Aussies are being urged to take note of the big money changes that are expected to occur this year, to help themselves prepare financially for the months ahead and save big where possible.
Comparison site Finder has done some digging and compiled a list of key changes and personal finance predictions for 2020. From rate cuts to insurance hikes, Finder says you can never be too prepared when it comes to money.
Although you’ve no doubt made your mark on the property market already, if your children are thinking about buying their first house, now is the time to do it. This month, the government launched its First Home Buyer Scheme, and if your kids are one of the lucky 10,000, they’ll be able to make a purchase with just a 5 per cent deposit saved.
Kate Browne, personal finances expert at Finder, says, provided rates remain low, the whole of 2020 will be a good buying period for those new to the market.
“The First Home Buyers Scheme means eligible Aussies may now be able to enter the market sooner, without paying lender’s mortgage insurance,” she says.
Last year the Reserve Bank of Australia (RBA) slashed the cash rate a number of times and, according to Browne, there are further cuts on the cards for 2020. A whopping 66 per cent of Finder’s RBA panelists are predicting another cut in February.
This would see Australia’s official cash rate plummet to just 0.5 per cent, meaning big savings could be made if you plan well.
“Record-low interest rates mean that homeowners will be able to save a significant amount of money over the life of their loan as well,” Browne says. “With over a million mortgage customers considering a switch this year, it will be interesting to see which lenders pass on the rate cuts.”
Open banking has only been in play in Australia since July last year, when testing of the process began, but Browne says it will really shake up the industry this year when further changes are made. Currently only the Big Four are able to share data between one another, but in July this year, the smaller institutions will also have it available.
If requested to do so by the customer the Big Four must share financial information, for products such as credit and debit cards and deposit and transaction accounts, with other institutions for them to analyse. This is done through software called application programming interfaces (APIs). In simple terms, this is basically a program which connects to the Internet to send data in an easy to understand format.
Once the competing bank receives this information, they then have the opportunity to offer better deals to you, the customer – which is great news!
In July next year the Big Four banks will also be able to use to the data to compare personal loans and savings accounts, followed by mortgage products in February 2021. Then finally, by July 2021 all banks, big and small, must have API up and running to share data for all types of products.
Neobanks have been around for a little while now, with challenger banks such as Xinja and 86 400 continuing to take the industry by storm.
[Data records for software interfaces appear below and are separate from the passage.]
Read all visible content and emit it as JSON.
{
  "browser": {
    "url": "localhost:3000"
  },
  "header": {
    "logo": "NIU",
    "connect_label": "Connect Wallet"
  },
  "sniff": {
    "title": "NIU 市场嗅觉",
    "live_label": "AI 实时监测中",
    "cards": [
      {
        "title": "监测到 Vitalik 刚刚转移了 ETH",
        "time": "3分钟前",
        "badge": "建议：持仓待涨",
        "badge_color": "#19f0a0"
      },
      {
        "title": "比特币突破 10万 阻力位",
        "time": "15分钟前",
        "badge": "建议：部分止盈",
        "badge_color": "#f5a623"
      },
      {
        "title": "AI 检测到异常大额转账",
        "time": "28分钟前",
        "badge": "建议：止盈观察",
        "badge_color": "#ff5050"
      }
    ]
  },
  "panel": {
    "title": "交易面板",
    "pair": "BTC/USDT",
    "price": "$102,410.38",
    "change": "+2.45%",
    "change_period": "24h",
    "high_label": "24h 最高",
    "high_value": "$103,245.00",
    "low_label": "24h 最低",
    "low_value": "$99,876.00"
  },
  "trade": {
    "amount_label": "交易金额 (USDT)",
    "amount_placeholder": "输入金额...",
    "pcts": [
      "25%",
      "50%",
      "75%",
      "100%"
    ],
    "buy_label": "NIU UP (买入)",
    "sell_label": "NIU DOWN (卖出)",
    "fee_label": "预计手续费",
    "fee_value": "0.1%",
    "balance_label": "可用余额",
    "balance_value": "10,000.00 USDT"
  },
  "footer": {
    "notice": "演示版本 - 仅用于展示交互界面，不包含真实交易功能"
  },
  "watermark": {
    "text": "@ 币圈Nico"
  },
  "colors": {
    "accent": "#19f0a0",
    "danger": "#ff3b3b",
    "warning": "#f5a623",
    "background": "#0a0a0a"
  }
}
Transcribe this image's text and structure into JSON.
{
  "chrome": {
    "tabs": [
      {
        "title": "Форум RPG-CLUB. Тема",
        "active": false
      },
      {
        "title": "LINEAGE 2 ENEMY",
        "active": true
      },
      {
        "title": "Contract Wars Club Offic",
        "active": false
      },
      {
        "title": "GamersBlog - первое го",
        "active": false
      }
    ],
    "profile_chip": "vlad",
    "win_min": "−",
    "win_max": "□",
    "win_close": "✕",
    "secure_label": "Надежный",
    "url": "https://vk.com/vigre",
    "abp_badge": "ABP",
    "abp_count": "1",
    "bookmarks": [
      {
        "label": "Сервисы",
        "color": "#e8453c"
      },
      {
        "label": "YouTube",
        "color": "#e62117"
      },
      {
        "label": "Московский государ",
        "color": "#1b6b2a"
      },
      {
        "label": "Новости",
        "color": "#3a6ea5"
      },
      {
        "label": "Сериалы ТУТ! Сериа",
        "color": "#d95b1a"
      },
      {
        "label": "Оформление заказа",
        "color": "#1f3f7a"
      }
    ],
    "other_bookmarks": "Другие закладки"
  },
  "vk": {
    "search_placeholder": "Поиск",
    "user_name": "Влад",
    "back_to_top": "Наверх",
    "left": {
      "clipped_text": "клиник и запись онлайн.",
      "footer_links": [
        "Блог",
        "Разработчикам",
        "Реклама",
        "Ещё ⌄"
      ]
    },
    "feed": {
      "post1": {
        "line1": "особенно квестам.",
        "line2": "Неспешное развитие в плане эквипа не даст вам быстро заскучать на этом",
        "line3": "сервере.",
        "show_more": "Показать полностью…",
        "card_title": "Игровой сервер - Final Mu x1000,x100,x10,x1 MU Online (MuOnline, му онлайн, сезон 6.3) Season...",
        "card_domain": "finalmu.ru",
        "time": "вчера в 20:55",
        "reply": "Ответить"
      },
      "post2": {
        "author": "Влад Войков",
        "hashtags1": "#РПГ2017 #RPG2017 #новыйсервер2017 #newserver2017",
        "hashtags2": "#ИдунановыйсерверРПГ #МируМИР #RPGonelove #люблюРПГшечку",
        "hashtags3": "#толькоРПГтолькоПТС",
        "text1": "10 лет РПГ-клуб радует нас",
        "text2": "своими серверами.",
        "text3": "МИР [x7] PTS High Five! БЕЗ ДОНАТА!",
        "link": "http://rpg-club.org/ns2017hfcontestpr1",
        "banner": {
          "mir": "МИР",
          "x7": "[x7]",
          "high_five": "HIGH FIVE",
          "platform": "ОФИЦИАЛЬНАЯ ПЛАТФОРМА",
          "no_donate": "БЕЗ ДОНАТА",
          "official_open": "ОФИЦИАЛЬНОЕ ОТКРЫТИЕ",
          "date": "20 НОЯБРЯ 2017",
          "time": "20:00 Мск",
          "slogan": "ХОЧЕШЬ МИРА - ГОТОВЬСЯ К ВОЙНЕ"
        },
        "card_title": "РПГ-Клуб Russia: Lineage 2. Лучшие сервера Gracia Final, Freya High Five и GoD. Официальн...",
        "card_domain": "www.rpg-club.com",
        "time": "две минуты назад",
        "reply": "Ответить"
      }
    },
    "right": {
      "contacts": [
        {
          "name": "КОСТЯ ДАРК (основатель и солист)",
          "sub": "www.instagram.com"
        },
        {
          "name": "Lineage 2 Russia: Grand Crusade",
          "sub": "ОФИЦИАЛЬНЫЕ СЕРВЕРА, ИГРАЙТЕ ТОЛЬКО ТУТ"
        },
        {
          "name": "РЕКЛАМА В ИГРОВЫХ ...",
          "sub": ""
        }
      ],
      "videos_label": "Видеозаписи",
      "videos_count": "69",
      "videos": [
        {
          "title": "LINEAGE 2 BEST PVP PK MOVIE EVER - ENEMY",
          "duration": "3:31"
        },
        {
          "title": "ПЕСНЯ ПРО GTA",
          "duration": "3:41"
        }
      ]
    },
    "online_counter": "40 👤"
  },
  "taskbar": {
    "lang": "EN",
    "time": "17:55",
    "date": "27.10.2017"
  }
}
Unlike the traditional Big Four, neobanks operate entirely digitally, with no branches or physical infrastructure.
They’re not reliant on any of the old technological operating systems of the big banks; instead, they’re using bespoke technology designed to run exactly the way their creators envision banking should work. This is important because most of the big banks offer online banking, apps and the like, but those are usually slick digital fronts that still have old-school technology running behind them, so they can be pretty clunky, unintuitive and very much like dealing with a traditional bank branch but online.
According to Browne, neobanks will see a rise in popularity this year, with millions of Aussies choosing the ditch the Big Four and try out the new way of banking.
“Neobanks are offering innovative apps and products, as well as features like unique spending insights and bill reminders,” Browne says. “In saying that, not all Aussies are ready to take the plunge just yet. Many people still feel more comfortable with a traditional bank or lender.”
Health insurance premiums are set to rise again this year, with premiums increasing on April 1 by 2.92 per cent on average. It could leave you a little worried, especially if you rely on your private health cover. So, if you notice your prices increase to levels you can’t afford, Browne recommends shopping around to find the best deal – staying loyal to one provider won’t do you any favours.
“Compare your premium every year and switch to a fund that won’t cost more,” she says. “If you switch a policy with the same level of cover as your current one, you won’t need to reserve waiting periods.”
Important information: The information provided on this website is of a general nature and for information purposes only. It does not take into account your objectives, financial situation or needs. It is not financial product advice and must not be relied upon as such. Before making any financial decision you should determine whether the information is appropriate in terms of your particular circumstances and seek advice from an independent licensed financial services professional.